This vision ignores the fact that he has beaten teams led by all three, at the same time he surpassed Julian Nagelsmann, Marcelo Bielsa and Mauricio Pochettino.
Initially, Solskjaer felt that his team lacked the aptitude to push in the way he wanted. He got rid of Romelu Lukaku and Alexis Sánchez with the goal of having a younger attacking force that could run and force opposing defenses to make mistakes.
His midfield still looked weak, but there was a consistent pattern to Solskjaer’s recruiting. He signed Jadon Sancho early in the closed season and convinced Edinson Cavani to stay at Old Trafford for another year when it seemed the Uruguayan was ready to move on.
The arrival of Ronaldo broke the template.
At a stroke, the number nine role, which Cavani and Mason Greenwood were expected to share, was awarded to the 36-year-old. As a result, Cavani has barely played and Greenwood has played a large role, reducing Sancho’s chances.
Ronaldo’s abilities are beyond question and his goals have saved United more than once this season.
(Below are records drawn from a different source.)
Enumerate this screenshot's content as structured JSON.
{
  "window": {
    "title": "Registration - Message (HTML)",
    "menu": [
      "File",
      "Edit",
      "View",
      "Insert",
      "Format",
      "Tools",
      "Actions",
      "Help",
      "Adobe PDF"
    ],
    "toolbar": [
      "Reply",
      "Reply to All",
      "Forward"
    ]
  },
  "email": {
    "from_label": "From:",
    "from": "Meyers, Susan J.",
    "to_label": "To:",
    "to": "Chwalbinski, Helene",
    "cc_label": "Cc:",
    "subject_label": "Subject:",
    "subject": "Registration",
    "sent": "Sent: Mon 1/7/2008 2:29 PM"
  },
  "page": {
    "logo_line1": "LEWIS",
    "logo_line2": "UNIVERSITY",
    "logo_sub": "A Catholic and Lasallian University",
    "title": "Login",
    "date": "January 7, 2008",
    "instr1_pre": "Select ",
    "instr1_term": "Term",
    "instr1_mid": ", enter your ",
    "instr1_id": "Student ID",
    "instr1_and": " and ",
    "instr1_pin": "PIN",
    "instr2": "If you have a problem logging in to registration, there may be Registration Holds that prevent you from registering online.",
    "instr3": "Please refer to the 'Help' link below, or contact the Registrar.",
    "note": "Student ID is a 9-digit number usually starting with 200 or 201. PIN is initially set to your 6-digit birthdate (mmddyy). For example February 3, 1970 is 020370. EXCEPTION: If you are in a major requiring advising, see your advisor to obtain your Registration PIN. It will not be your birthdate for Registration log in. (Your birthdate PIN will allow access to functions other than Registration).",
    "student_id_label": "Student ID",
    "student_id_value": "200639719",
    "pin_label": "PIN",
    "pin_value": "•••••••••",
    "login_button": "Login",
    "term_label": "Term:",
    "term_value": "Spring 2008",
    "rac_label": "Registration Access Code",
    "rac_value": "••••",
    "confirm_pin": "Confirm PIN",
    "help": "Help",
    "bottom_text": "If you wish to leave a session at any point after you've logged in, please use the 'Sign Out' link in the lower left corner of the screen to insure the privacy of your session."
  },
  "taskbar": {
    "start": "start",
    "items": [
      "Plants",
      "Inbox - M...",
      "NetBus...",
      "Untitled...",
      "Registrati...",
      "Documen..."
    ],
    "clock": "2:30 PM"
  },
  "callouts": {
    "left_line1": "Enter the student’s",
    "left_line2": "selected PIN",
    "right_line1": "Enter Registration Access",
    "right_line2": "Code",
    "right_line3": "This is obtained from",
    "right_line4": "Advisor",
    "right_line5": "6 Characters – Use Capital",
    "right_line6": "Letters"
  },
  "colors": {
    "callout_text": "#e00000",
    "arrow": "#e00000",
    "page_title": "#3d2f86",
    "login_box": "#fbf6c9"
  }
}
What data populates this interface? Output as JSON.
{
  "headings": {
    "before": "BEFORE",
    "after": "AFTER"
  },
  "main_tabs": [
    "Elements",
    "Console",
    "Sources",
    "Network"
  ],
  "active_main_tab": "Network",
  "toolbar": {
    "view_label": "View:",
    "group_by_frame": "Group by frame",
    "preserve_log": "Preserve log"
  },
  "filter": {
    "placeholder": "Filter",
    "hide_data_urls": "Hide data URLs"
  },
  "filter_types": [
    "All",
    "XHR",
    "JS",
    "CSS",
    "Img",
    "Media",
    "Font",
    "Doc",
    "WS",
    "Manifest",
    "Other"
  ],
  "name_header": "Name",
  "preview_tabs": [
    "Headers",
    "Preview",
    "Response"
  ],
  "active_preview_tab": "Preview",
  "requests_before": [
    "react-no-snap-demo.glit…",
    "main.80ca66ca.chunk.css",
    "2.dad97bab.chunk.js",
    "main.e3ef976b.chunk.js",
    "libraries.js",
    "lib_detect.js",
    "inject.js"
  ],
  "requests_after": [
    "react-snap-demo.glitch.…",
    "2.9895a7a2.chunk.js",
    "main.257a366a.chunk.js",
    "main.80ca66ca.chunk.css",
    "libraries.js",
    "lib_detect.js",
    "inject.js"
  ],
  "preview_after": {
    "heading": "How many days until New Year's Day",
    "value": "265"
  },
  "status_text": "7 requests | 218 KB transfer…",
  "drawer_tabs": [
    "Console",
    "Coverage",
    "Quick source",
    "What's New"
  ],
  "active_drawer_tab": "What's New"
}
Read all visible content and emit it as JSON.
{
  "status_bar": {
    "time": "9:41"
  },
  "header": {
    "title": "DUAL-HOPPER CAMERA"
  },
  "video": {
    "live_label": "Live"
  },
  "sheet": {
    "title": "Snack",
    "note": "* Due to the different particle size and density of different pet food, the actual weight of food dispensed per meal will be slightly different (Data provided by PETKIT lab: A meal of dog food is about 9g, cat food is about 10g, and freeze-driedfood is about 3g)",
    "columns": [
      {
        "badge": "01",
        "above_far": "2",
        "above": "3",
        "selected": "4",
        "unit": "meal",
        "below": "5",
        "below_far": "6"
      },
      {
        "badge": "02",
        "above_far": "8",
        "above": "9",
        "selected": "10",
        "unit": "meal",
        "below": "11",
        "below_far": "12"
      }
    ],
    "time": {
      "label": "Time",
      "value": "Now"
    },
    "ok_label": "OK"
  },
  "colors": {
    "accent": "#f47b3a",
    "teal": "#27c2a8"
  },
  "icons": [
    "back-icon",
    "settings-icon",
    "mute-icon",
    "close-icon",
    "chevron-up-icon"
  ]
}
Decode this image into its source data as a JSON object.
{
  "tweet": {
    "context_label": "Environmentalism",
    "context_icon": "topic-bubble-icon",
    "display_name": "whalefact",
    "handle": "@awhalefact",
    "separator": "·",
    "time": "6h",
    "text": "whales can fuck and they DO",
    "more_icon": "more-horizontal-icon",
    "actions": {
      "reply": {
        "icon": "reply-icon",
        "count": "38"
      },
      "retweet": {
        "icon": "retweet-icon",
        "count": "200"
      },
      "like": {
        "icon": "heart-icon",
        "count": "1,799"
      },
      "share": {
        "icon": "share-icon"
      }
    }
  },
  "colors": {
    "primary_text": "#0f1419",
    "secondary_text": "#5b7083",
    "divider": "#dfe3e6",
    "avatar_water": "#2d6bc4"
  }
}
But pushing defenders out of possession wasn’t his game 10 years ago and nothing has changed.
Did Solskjaer really value Ronaldo’s return to Old Trafford as much as the executives who knew the business impact the Portuguese superstar would have?
And if not, were you willing to say so?
Even when Solskjaer was still at work and the results were going well, some sources, steeped in United’s history, wondered if he was prepared to go to war internally for what he believed was right, if he was prepared to challenge the Glazer family. and Executive Vice President Ed Woodward.
Deep down, the theory goes, Solskjaer always felt he was lucky to land such a great job given his relatively low-profile managerial resume, and his nature meant he would accept imperfect situations rather than criticize them.
That narrative may explain why Solskjaer survived those terrible defeats to Liverpool and Manchester City. It may also explain why United allowed Antonio Conte to join Tottenham instead of making a move for the demanding Italian.
Now, however, they are on the hunt for the number five manager after Ferguson.
And after what has happened before, there can be no real confidence that they will get it right this time.